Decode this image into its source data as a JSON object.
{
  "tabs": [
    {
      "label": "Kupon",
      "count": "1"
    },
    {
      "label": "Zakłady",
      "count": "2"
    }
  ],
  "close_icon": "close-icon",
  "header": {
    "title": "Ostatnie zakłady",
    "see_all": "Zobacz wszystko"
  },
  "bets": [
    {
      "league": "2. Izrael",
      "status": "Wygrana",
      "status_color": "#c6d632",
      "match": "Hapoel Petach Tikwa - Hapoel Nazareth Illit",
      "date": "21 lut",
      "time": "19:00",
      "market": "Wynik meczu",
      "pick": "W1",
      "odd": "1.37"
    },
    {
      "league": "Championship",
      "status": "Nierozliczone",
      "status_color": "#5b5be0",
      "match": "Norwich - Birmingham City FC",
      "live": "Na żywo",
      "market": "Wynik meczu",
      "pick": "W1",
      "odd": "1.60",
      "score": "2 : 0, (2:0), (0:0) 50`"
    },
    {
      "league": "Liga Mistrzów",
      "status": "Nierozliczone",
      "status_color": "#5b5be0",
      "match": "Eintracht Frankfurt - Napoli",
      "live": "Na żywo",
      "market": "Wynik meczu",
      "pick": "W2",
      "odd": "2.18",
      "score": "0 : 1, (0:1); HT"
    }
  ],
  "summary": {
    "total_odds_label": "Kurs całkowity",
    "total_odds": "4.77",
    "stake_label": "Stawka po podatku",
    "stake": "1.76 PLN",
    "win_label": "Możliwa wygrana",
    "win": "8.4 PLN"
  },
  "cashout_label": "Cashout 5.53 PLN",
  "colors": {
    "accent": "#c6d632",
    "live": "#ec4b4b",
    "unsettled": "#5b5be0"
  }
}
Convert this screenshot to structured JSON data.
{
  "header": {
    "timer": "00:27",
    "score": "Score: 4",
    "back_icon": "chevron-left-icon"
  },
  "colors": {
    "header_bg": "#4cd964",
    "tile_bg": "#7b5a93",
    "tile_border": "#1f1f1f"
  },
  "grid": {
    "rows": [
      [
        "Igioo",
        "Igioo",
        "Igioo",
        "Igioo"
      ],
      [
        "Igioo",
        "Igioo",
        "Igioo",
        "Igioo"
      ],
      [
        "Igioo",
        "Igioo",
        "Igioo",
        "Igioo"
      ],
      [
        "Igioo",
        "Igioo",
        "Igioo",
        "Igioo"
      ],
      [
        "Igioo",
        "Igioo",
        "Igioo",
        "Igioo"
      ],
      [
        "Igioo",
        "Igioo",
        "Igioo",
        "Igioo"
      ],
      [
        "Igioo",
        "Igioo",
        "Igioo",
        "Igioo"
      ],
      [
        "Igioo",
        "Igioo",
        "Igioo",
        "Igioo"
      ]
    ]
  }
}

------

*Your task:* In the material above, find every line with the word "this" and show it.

*The answer:*
Decode this image into its source data as a JSON object.
Convert this screenshot to structured JSON data.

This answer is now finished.